** Opening Data in this exercise block **

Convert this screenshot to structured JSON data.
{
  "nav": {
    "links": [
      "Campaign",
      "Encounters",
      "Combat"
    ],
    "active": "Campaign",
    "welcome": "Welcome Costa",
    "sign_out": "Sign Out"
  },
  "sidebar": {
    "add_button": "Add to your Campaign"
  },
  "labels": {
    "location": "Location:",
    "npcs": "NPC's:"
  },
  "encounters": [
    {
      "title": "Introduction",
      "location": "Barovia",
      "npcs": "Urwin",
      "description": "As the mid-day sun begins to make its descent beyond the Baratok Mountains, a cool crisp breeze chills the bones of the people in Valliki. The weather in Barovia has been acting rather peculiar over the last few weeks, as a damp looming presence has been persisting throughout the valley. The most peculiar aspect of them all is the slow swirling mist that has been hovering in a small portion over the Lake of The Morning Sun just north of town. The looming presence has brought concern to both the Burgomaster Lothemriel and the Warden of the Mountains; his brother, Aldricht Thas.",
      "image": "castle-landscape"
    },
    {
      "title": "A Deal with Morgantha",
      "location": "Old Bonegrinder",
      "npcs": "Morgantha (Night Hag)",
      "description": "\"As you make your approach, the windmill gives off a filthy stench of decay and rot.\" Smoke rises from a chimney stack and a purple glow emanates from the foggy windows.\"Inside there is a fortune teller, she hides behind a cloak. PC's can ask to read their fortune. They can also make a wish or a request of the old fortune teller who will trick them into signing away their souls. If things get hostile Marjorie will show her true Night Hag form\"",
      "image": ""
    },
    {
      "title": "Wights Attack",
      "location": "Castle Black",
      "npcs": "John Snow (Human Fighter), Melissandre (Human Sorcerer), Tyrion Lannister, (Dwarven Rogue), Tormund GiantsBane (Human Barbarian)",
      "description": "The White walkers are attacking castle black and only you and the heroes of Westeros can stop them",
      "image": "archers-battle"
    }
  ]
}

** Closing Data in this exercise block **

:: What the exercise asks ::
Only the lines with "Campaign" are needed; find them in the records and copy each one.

:: Solution to this problem ::
      "Campaign",
    "active": "Campaign",
    "add_button": "Add to your Campaign"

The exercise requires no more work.